Development Rule of Law Program Rule of Law ProgramO Ruppel<p>​<a href="">​</a><br></p>
Capacity Building of Rural TVET College Lecturers from the Northern Cape Building of Rural TVET College Lecturers from the Northern CapeManuel Jackson - Project Manager SUWI<p>​<span style="text-align:justify;">The Stellenbosch University Water Institute (SUWI) presented a short course entitled 'Water quality management and risk assessment at water care works' at Northern Cape Rural </span><span style="text-align:justify;">Technical Vocational Education and Training</span><span style="text-align:justify;"> (TVET) College in Upington from 26 to 28 September 2018. </span></p><p style="text-align:justify;">Lecturers from the Upington, Okiep and Kathu campuses of the Northern Cape Rural TVET College attended the course, alongside municipal officials from the Namakwa District Municipality, as well as the Dawid-Kruiper and Kai Garib Municipalities.</p><p style="text-align:justify;">The Principal of Northern Cape Rural TVET, Mr. Percy Sago, welcomed all of the participants on the first day of the course by giving an overview of the College and highlighting the regional training requirements related to water and energy in the Northern Cape Region.  The short course consisted of classroom-based training as well as a visit to the Upington Water Treatment Works.</p><p style="text-align:justify;">The purpose of the course is to capacitate the South African water sector to coordinate and execute risk-based water safety and operational activities within defined water services schemes.  The course intends to enable tutors and trainers, as well as engineers and officials from the three tiers of government to select, review or develop a wastewater risk abatement plan and water safety plan for a defined water services works.</p><p style="text-align:justify;">The Stellenbosch University-accredited short course forms part of an Energy and Water Services Sector Education Training Authority (EWSETA) initiative to increase the training capacity of TVET college lecturers in the South African municipal environment.  This initiative is in accordance with the new National Water Resource Strategy II (NWRS2), which makes specific reference to establishing partnerships between training providers and the workplace. </p><p style="text-align:justify;">The White Paper for Post School Education and Training (2014), recognizes the need for capacity building within colleges and the increased need for partnerships between universities, Sector Education Training Authorities (SETAs) and employers, as well as the expansion of workplace-based training.</p><p style="text-align:justify;">SUWI together with the principle of the College is currently formulating an MOU and further collaboration will be explored by district municipality of Namakwa. </p><p style="text-align:justify;">For more information about this short course initiative, kindly contact Ms. Tania Van der Merwe at 021 808 5845​<br></p>
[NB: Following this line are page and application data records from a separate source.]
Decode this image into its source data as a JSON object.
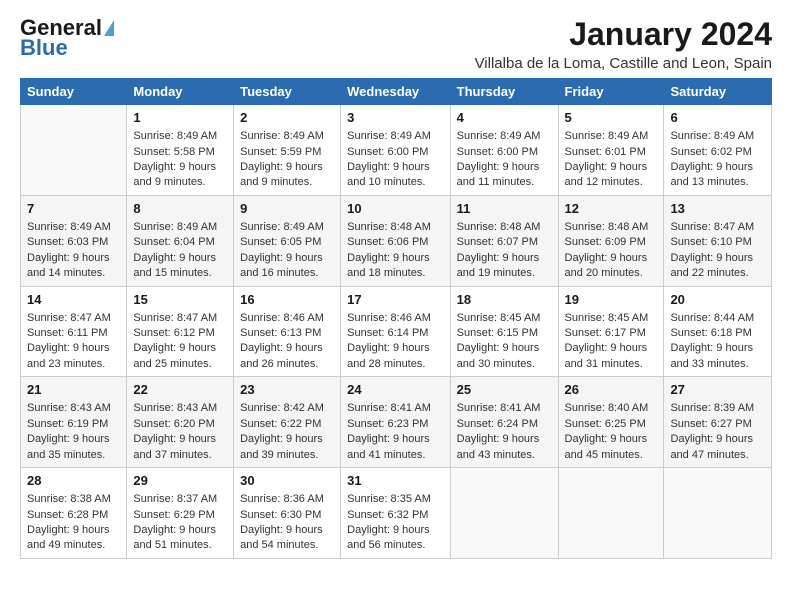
{
  "logo": {
    "text1": "General",
    "text2": "Blue"
  },
  "header": {
    "month": "January 2024",
    "location": "Villalba de la Loma, Castille and Leon, Spain"
  },
  "days_of_week": [
    "Sunday",
    "Monday",
    "Tuesday",
    "Wednesday",
    "Thursday",
    "Friday",
    "Saturday"
  ],
  "weeks": [
    [
      {
        "day": "",
        "data": ""
      },
      {
        "day": "1",
        "data": "Sunrise: 8:49 AM\nSunset: 5:58 PM\nDaylight: 9 hours\nand 9 minutes."
      },
      {
        "day": "2",
        "data": "Sunrise: 8:49 AM\nSunset: 5:59 PM\nDaylight: 9 hours\nand 9 minutes."
      },
      {
        "day": "3",
        "data": "Sunrise: 8:49 AM\nSunset: 6:00 PM\nDaylight: 9 hours\nand 10 minutes."
      },
      {
        "day": "4",
        "data": "Sunrise: 8:49 AM\nSunset: 6:00 PM\nDaylight: 9 hours\nand 11 minutes."
      },
      {
        "day": "5",
        "data": "Sunrise: 8:49 AM\nSunset: 6:01 PM\nDaylight: 9 hours\nand 12 minutes."
      },
      {
        "day": "6",
        "data": "Sunrise: 8:49 AM\nSunset: 6:02 PM\nDaylight: 9 hours\nand 13 minutes."
      }
    ],
    [
      {
        "day": "7",
        "data": "Sunrise: 8:49 AM\nSunset: 6:03 PM\nDaylight: 9 hours\nand 14 minutes."
      },
      {
        "day": "8",
        "data": "Sunrise: 8:49 AM\nSunset: 6:04 PM\nDaylight: 9 hours\nand 15 minutes."
      },
      {
        "day": "9",
        "data": "Sunrise: 8:49 AM\nSunset: 6:05 PM\nDaylight: 9 hours\nand 16 minutes."
      },
      {
        "day": "10",
        "data": "Sunrise: 8:48 AM\nSunset: 6:06 PM\nDaylight: 9 hours\nand 18 minutes."
      },
      {
        "day": "11",
        "data": "Sunrise: 8:48 AM\nSunset: 6:07 PM\nDaylight: 9 hours\nand 19 minutes."
      },
      {
        "day": "12",
        "data": "Sunrise: 8:48 AM\nSunset: 6:09 PM\nDaylight: 9 hours\nand 20 minutes."
      },
      {
        "day": "13",
        "data": "Sunrise: 8:47 AM\nSunset: 6:10 PM\nDaylight: 9 hours\nand 22 minutes."
      }
    ],
    [
      {
        "day": "14",
        "data": "Sunrise: 8:47 AM\nSunset: 6:11 PM\nDaylight: 9 hours\nand 23 minutes."
      },
      {
        "day": "15",
        "data": "Sunrise: 8:47 AM\nSunset: 6:12 PM\nDaylight: 9 hours\nand 25 minutes."
      },
      {
        "day": "16",
        "data": "Sunrise: 8:46 AM\nSunset: 6:13 PM\nDaylight: 9 hours\nand 26 minutes."
      },
      {
        "day": "17",
        "data": "Sunrise: 8:46 AM\nSunset: 6:14 PM\nDaylight: 9 hours\nand 28 minutes."
      },
      {
        "day": "18",
        "data": "Sunrise: 8:45 AM\nSunset: 6:15 PM\nDaylight: 9 hours\nand 30 minutes."
      },
      {
        "day": "19",
        "data": "Sunrise: 8:45 AM\nSunset: 6:17 PM\nDaylight: 9 hours\nand 31 minutes."
      },
      {
        "day": "20",
        "data": "Sunrise: 8:44 AM\nSunset: 6:18 PM\nDaylight: 9 hours\nand 33 minutes."
      }
    ],
    [
      {
        "day": "21",
        "data": "Sunrise: 8:43 AM\nSunset: 6:19 PM\nDaylight: 9 hours\nand 35 minutes."
      },
      {
        "day": "22",
        "data": "Sunrise: 8:43 AM\nSunset: 6:20 PM\nDaylight: 9 hours\nand 37 minutes."
      },
      {
        "day": "23",
        "data": "Sunrise: 8:42 AM\nSunset: 6:22 PM\nDaylight: 9 hours\nand 39 minutes."
      },
      {
        "day": "24",
        "data": "Sunrise: 8:41 AM\nSunset: 6:23 PM\nDaylight: 9 hours\nand 41 minutes."
      },
      {
        "day": "25",
        "data": "Sunrise: 8:41 AM\nSunset: 6:24 PM\nDaylight: 9 hours\nand 43 minutes."
      },
      {
        "day": "26",
        "data": "Sunrise: 8:40 AM\nSunset: 6:25 PM\nDaylight: 9 hours\nand 45 minutes."
      },
      {
        "day": "27",
        "data": "Sunrise: 8:39 AM\nSunset: 6:27 PM\nDaylight: 9 hours\nand 47 minutes."
      }
    ],
    [
      {
        "day": "28",
        "data": "Sunrise: 8:38 AM\nSunset: 6:28 PM\nDaylight: 9 hours\nand 49 minutes."
      },
      {
        "day": "29",
        "data": "Sunrise: 8:37 AM\nSunset: 6:29 PM\nDaylight: 9 hours\nand 51 minutes."
      },
      {
        "day": "30",
        "data": "Sunrise: 8:36 AM\nSunset: 6:30 PM\nDaylight: 9 hours\nand 54 minutes."
      },
      {
        "day": "31",
        "data": "Sunrise: 8:35 AM\nSunset: 6:32 PM\nDaylight: 9 hours\nand 56 minutes."
      },
      {
        "day": "",
        "data": ""
      },
      {
        "day": "",
        "data": ""
      },
      {
        "day": "",
        "data": ""
      }
    ]
  ]
}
AMANZI YIMPILO – WATER IS HEALTH - WATER IS GESONDHEID YIMPILO – WATER IS HEALTH - WATER IS GESONDHEIDDr. Leanne Seeliger<p>​<span lang="EN-US" style="color:#000000;font-size:11pt;line-height:15.693333625793457px;font-family:calibri, sans-serif;">One of the greatest challenges facing most townships is water management. Many residents were previously excluded from crucial decision-making processes during apartheid and continue to be so, despite the advent of democracy. This research aims to address this by firstly gauging ethical approaches to water management in townships and secondly, by making this information available to municipalities so that they can engage more effectively with communities themselves.  The research team is of the understanding that if both the municipality and the community interrogate the principles at hand in water management in a geographical area, then best practice, rather than minimal compliance could be achieved. Currently, due to a lack of trust and unmet expectations, many municipal initiatives are vandalised or even destroyed. The research process is designed to be iterative and to later become part of the municipality’s functioning process within the community. The research process is focused on building trust, restoring community and rebuilding civic responsibility through a shared understanding of ethics between the community and municipality</span><span style="color:#000000;font-family:-webkit-standard;font-size:medium;"></span><br></p>